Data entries
━━━━━━━━━━━━━━━━
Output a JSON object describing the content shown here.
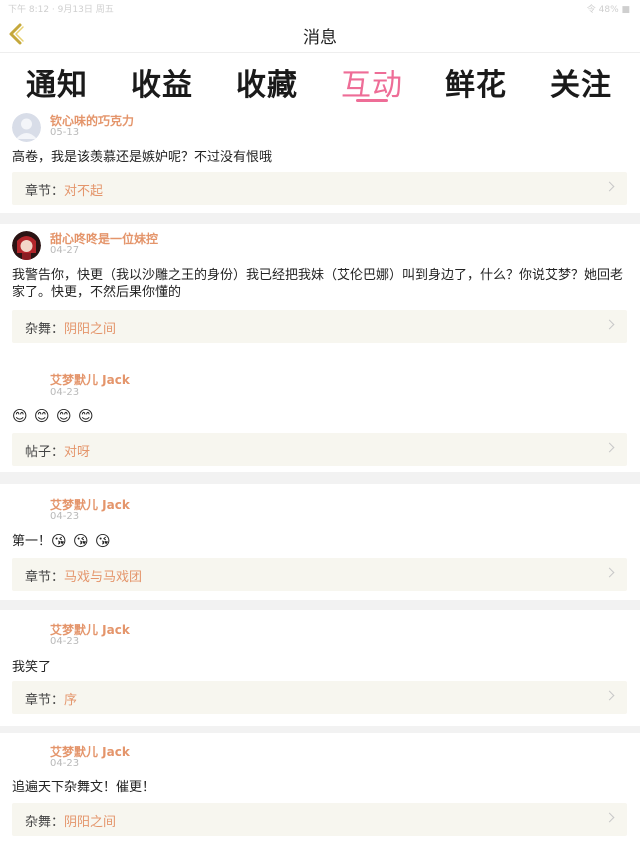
{
  "statusbar": {
    "left": "下午 8:12 · 9月13日 周五",
    "right": "令 48% ■"
  },
  "header": {
    "title": "消息"
  },
  "tabs": [
    "通知",
    "收益",
    "收藏",
    "互动",
    "鲜花",
    "关注"
  ],
  "active_tab_index": 3,
  "colors": {
    "accent": "#ee6d97",
    "name": "#e4956b",
    "ref_bg": "#f7f6ef"
  },
  "items": [
    {
      "user": "钦心味的巧克力",
      "date": "05-13",
      "content": "高卷，我是该羡慕还是嫉妒呢？不过没有恨哦",
      "ref_label": "章节：",
      "ref_value": "对不起",
      "avatar": "default-avatar"
    },
    {
      "user": "甜心咚咚是一位妹控",
      "date": "04-27",
      "content": "我警告你，快更（我以沙雕之王的身份）我已经把我妹（艾伦巴娜）叫到身边了，什么？你说艾梦？她回老家了。快更，不然后果你懂的",
      "ref_label": "杂舞：",
      "ref_value": "阴阳之间",
      "avatar": "anime-avatar"
    },
    {
      "user": "艾梦默儿 Jack",
      "date": "04-23",
      "content": "😊😊😊😊",
      "ref_label": "帖子：",
      "ref_value": "对呀",
      "avatar": "none"
    },
    {
      "user": "艾梦默儿 Jack",
      "date": "04-23",
      "content": "第一！😘😘😘",
      "ref_label": "章节：",
      "ref_value": "马戏与马戏团",
      "avatar": "none"
    },
    {
      "user": "艾梦默儿 Jack",
      "date": "04-23",
      "content": "我笑了",
      "ref_label": "章节：",
      "ref_value": "序",
      "avatar": "none"
    },
    {
      "user": "艾梦默儿 Jack",
      "date": "04-23",
      "content": "追遍天下杂舞文！催更！",
      "ref_label": "杂舞：",
      "ref_value": "阴阳之间",
      "avatar": "none"
    }
  ]
}
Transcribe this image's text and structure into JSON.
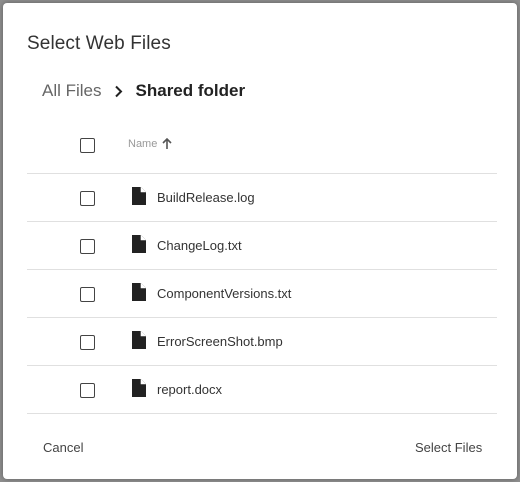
{
  "dialog": {
    "title": "Select Web Files",
    "breadcrumb": {
      "root": "All Files",
      "separator_icon": "chevron-right-icon",
      "current": "Shared folder"
    },
    "table": {
      "column_name": "Name",
      "sort_icon": "arrow-up-icon",
      "files": [
        {
          "name": "BuildRelease.log",
          "icon": "file-icon",
          "checked": false
        },
        {
          "name": "ChangeLog.txt",
          "icon": "file-icon",
          "checked": false
        },
        {
          "name": "ComponentVersions.txt",
          "icon": "file-icon",
          "checked": false
        },
        {
          "name": "ErrorScreenShot.bmp",
          "icon": "file-icon",
          "checked": false
        },
        {
          "name": "report.docx",
          "icon": "file-icon",
          "checked": false
        }
      ]
    },
    "footer": {
      "cancel_label": "Cancel",
      "select_label": "Select Files"
    }
  }
}
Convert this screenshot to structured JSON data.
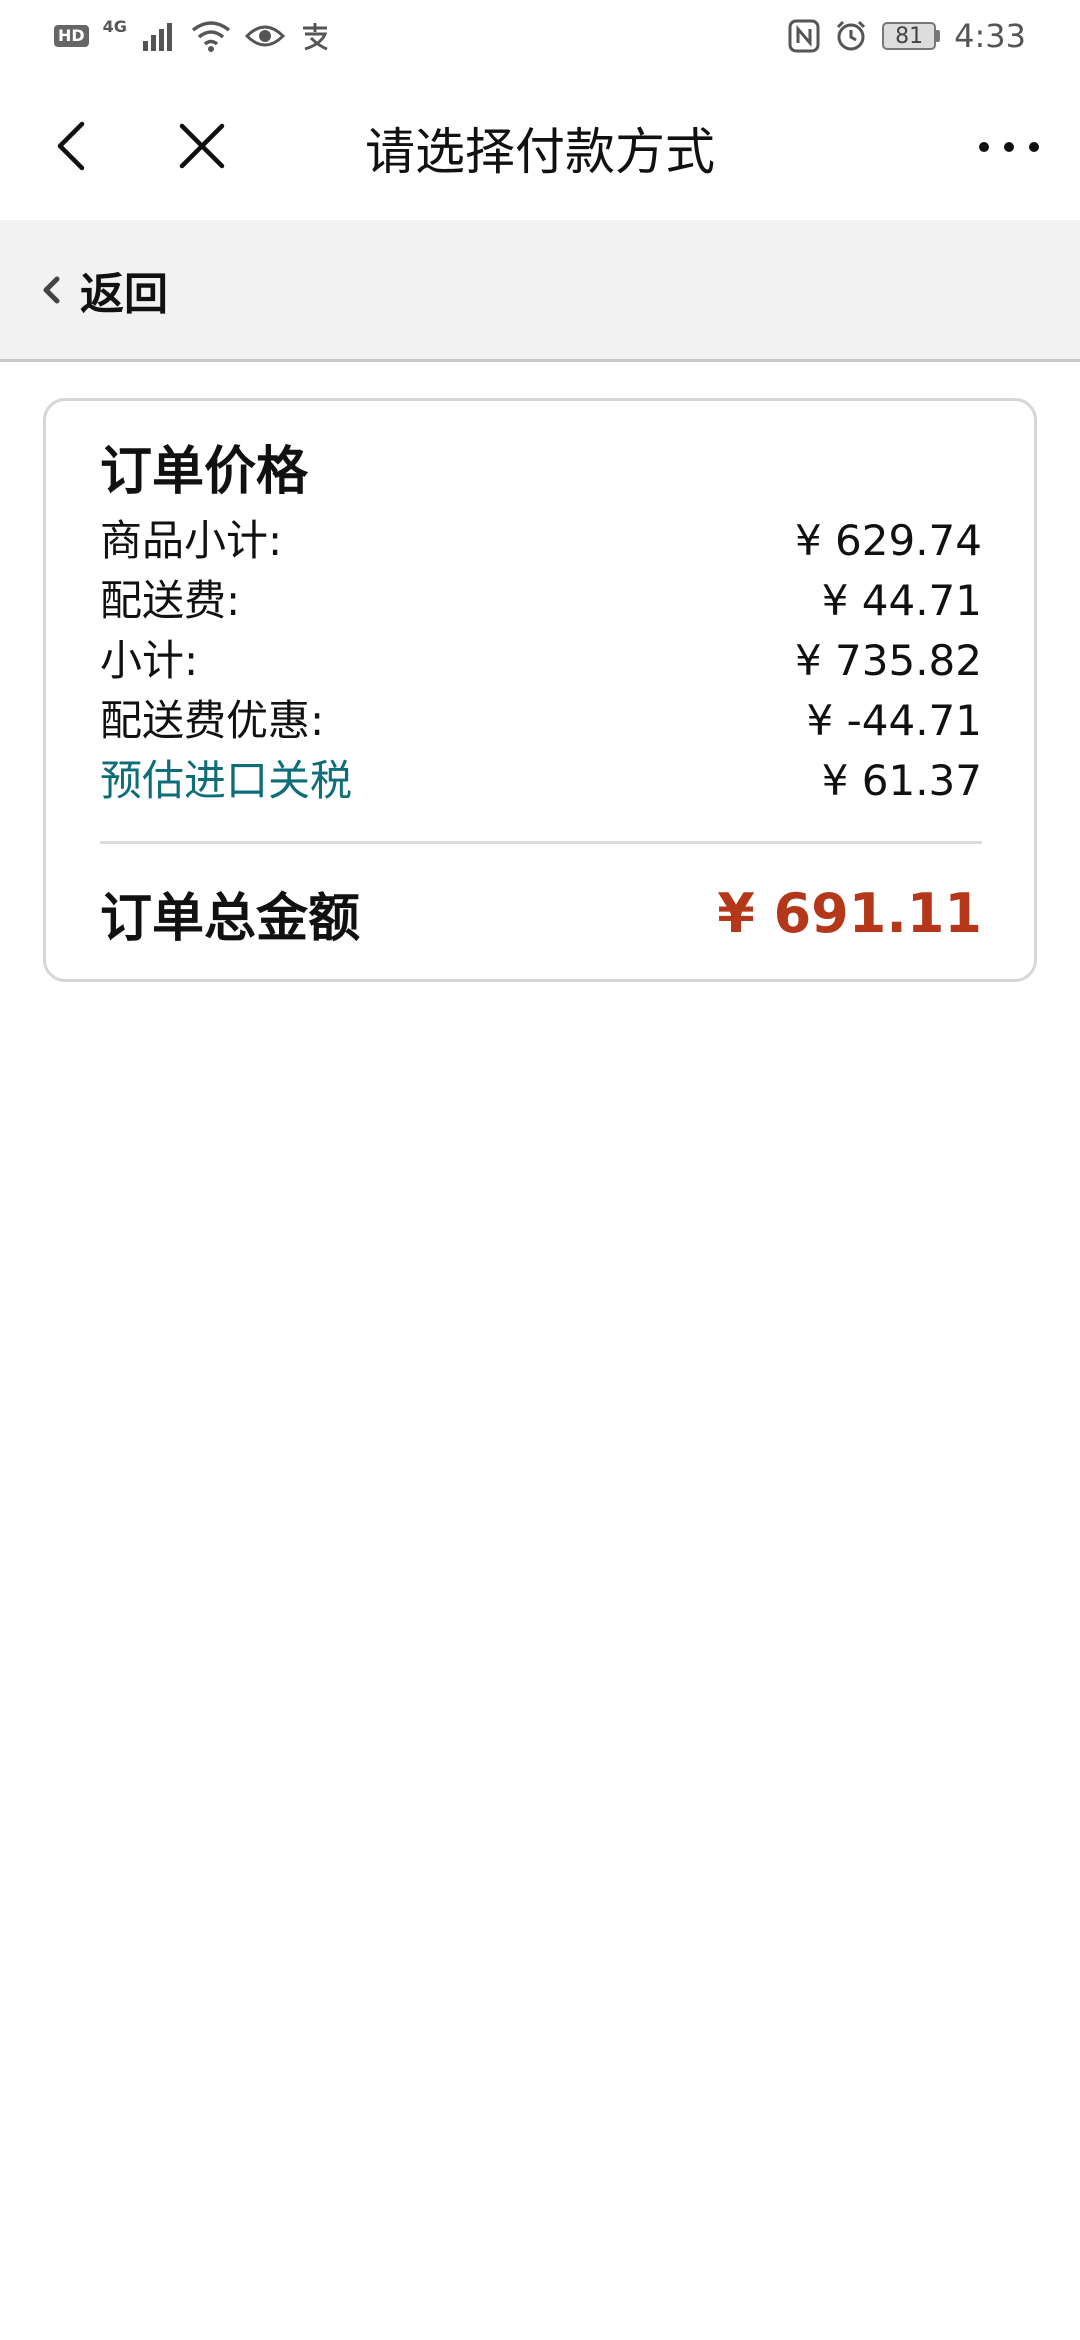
{
  "status_bar": {
    "hd": "HD",
    "network": "4G",
    "battery": "81",
    "time": "4:33",
    "icons": [
      "signal-icon",
      "wifi-icon",
      "eye-icon",
      "alipay-icon",
      "nfc-icon",
      "alarm-icon",
      "battery-icon"
    ]
  },
  "header": {
    "title": "请选择付款方式",
    "icons": [
      "chevron-left-icon",
      "close-icon",
      "more-icon"
    ]
  },
  "back_bar": {
    "label": "返回"
  },
  "order": {
    "title": "订单价格",
    "rows": [
      {
        "label": "商品小计:",
        "value": "¥ 629.74"
      },
      {
        "label": "配送费:",
        "value": "¥ 44.71"
      },
      {
        "label": "小计:",
        "value": "¥ 735.82"
      },
      {
        "label": "配送费优惠:",
        "value": "¥ -44.71"
      },
      {
        "label": "预估进口关税",
        "value": "¥ 61.37"
      }
    ],
    "total_label": "订单总金额",
    "total_value": "¥ 691.11"
  },
  "colors": {
    "link": "#0d6e7a",
    "total": "#b5371a",
    "back_bar_bg": "#f2f2f2"
  }
}
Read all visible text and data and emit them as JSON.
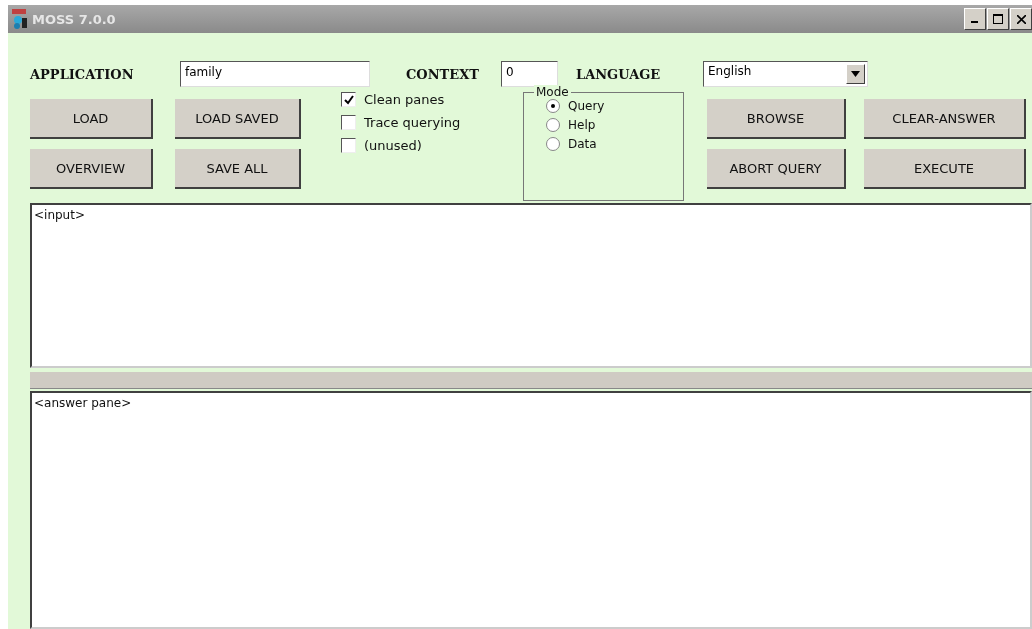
{
  "window": {
    "title": "MOSS 7.0.0"
  },
  "fields": [
    {
      "kind": "text",
      "label": "APPLICATION",
      "value": "family"
    },
    {
      "kind": "text",
      "label": "CONTEXT",
      "value": "0"
    },
    {
      "kind": "select",
      "label": "LANGUAGE",
      "value": "English"
    }
  ],
  "left_buttons": [
    [
      "LOAD",
      "LOAD SAVED"
    ],
    [
      "OVERVIEW",
      "SAVE ALL"
    ]
  ],
  "checkboxes": [
    {
      "label": "Clean panes",
      "checked": true
    },
    {
      "label": "Trace querying",
      "checked": false
    },
    {
      "label": "(unused)",
      "checked": false
    }
  ],
  "mode": {
    "title": "Mode",
    "options": [
      {
        "label": "Query",
        "selected": true
      },
      {
        "label": "Help",
        "selected": false
      },
      {
        "label": "Data",
        "selected": false
      }
    ]
  },
  "right_buttons": [
    [
      "BROWSE",
      "CLEAR-ANSWER"
    ],
    [
      "ABORT QUERY",
      "EXECUTE"
    ]
  ],
  "input_pane": "<input>",
  "answer_pane": "<answer pane>"
}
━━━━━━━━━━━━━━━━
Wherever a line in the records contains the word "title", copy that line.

    "title": "消息"
    "title": "Select Web Files",
    "title": "请选择付款方式",
    "title": "订单价格",
    "title": "MOSS 7.0.0"
    "title": "Mode",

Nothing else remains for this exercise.